 Petitioner Metrobank is a domestic banking corporation duly organized and existing under the laws of the
Philippines. Respondent Rosales is the owner of a travel agency while Yo Yuk To is her mother.
 In 2000, respondents opened a Joint Peso Account10 with petitioner’s Pritil-Tondo Branch.
 In May 2002, respondent Rosales accompanied her client Liu Chiu Fang, a Taiwanese National applying for
a retiree’s visa from the Philippine Leisure and Retirement Authority (PLRA), to petitioner’s branch in
Escolta to open a savings account. Since Liu Chiu Fang could speak only in Mandarin, respondent Rosales
acted as an interpreter for her.
 On March 3, 2003, respondents opened with petitioner’s Pritil-Tondo Branch a Joint Dollar Account with
an initial deposit of US$14,000.00.
 On July 31, 2003, petitioner issued a “Hold Out” order against respondents’ accounts.
 On September 3, 2003, petitioner, through its Special Audit Department Head Antonio Ivan Aguirre, filed
before the Office of the Prosecutor of Manila a criminal case for Estafa through False Pretences,
Misrepresentation, Deceit, and Use of Falsified Documents.
 Respondent Rosales, however, denied taking part in the fraudulent and unauthorized withdrawal from the
dollar account of Liu Chiu Fang.
 On December 15, 2003, the Office of the City Prosecutor of Manila issued a Resolution dismissing
the criminal case for lack of probable cause. On September 10, 2004, respondents filed before the RTC of
Manila a complaint for Breach of Obligation and Contract with Damages.

ISSUE: Whether Metrobank breached its contract with respondents.

YES. The Court held that Metrobank’s reliance on the “Hold Out” clause in the Application and Agreement for
Deposit Account is misplaced.

Bank deposits, which are in the nature of a simple loan or mutuum, must be paid upon demand by the

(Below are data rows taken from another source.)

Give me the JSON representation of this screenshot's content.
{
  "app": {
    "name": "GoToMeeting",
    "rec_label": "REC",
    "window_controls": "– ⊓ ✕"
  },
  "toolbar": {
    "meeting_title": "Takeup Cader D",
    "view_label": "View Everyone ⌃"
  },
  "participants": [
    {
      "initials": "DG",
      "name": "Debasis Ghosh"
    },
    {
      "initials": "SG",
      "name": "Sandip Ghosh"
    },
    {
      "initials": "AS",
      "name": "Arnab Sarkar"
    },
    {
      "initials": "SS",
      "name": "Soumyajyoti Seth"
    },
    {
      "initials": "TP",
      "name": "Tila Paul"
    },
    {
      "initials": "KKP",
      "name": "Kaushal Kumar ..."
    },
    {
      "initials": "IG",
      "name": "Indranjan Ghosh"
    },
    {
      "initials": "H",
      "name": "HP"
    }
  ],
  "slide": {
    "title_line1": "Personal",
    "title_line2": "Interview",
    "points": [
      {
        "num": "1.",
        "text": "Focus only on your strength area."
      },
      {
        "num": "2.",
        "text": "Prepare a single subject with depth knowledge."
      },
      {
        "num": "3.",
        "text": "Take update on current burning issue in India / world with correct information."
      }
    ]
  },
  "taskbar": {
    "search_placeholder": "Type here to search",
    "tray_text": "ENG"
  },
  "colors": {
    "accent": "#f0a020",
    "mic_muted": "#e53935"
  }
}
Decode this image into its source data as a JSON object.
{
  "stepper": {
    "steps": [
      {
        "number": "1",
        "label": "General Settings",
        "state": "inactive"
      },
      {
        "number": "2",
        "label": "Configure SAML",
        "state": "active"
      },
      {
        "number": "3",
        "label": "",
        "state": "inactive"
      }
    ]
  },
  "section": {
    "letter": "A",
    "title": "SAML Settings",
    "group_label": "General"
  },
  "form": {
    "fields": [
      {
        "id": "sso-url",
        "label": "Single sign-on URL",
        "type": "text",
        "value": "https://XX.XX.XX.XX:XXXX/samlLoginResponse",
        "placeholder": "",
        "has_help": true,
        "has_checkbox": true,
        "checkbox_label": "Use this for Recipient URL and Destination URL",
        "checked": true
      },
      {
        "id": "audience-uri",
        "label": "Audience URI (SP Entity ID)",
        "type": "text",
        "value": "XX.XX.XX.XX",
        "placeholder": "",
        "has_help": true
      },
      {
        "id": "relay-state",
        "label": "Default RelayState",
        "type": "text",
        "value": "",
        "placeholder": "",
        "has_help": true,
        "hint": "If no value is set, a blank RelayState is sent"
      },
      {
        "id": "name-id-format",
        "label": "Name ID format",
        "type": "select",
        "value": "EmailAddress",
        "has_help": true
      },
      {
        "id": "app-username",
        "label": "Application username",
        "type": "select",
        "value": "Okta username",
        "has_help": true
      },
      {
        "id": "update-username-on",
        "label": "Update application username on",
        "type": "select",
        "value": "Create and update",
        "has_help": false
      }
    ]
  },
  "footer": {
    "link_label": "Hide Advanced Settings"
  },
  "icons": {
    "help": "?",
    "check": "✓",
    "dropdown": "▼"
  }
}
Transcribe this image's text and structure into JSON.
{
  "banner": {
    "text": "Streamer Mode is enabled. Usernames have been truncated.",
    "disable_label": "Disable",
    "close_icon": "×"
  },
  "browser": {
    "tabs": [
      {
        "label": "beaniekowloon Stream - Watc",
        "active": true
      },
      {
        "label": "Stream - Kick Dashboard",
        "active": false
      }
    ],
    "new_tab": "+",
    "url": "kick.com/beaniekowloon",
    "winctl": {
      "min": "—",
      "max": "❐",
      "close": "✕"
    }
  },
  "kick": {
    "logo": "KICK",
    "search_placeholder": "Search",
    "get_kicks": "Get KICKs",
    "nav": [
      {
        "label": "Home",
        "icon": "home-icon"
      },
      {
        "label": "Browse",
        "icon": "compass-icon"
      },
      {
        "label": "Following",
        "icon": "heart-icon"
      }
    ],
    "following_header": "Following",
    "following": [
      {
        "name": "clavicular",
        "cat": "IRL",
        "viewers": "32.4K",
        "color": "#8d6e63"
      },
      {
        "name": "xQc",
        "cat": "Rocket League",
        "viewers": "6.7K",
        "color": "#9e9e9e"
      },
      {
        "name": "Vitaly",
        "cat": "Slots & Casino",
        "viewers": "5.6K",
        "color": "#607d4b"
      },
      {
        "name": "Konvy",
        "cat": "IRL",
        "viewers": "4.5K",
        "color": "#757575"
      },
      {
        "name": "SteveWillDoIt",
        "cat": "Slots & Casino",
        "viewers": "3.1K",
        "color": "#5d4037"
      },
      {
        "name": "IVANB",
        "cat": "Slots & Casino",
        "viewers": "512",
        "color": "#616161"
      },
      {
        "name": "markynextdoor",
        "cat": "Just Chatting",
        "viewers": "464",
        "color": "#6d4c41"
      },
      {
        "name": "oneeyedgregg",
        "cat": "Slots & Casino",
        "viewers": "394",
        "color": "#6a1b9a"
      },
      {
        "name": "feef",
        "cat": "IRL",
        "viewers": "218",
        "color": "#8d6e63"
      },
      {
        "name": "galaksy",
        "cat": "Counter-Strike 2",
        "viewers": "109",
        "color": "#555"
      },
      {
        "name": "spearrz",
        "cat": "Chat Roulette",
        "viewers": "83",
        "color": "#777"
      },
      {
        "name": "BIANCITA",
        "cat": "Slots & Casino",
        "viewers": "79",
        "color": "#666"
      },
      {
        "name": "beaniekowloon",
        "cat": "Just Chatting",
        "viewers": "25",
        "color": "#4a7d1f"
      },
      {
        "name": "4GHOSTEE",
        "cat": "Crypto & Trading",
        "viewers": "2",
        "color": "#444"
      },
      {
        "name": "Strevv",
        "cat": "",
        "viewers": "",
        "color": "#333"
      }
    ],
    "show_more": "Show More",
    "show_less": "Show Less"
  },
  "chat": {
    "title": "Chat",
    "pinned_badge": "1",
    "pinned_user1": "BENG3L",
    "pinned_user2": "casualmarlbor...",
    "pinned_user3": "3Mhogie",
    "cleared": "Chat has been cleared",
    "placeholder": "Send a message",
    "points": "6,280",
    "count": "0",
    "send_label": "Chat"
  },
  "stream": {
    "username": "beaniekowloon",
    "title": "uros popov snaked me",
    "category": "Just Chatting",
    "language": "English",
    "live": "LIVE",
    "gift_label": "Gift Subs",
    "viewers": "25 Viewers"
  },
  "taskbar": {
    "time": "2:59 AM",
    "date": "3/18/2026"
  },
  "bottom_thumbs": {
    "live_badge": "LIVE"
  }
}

The “Hold Out” clause applies only if there is a valid and existing obligation arising from any of the sources of
obligation enumerated in Article 1157 of the Civil Code, to wit: law, contracts, quasi-contracts, delict, and
quasi-delict. In this case, petitioner failed to show that respondents have an obligation to it under any law,
contract, quasi-contract, delict, or quasi-delict. And although a criminal case was filed by petitioner against
respondent Rosales, this is not enough reason for petitioner to issue a “Hold Out” order as the case is still
pending and no final judgment of conviction has been rendered against respondent Rosales.

In fact, it is significant to note that at the time petitioner issued the “Hold Out” order, the criminal complaint
had not yet been filed. Thus, considering that respondent Rosales is not liable under any of the five sources of
obligation, there was no legal basis for petitioner to issue the “Hold Out” order. Accordingly, we agree with
the findings of the RTC and the CA that the “Hold Out” clause does not apply in the instant case.

In view of the foregoing, the Court found that petitioner is guilty of breach of contract when it unjustifiably
refused to release respondents’ deposit despite demand. Having breached its contract with respondents,
petitioner is liable for damages.
FALLO: WHEREFORE, the Petition is hereby DENIED. The assailed April 2, 2008 Decision and the May 30, 2008
Resolution of the Court of Appeals in CA-G.R. CV No. 89086 are hereby AFFIRMED.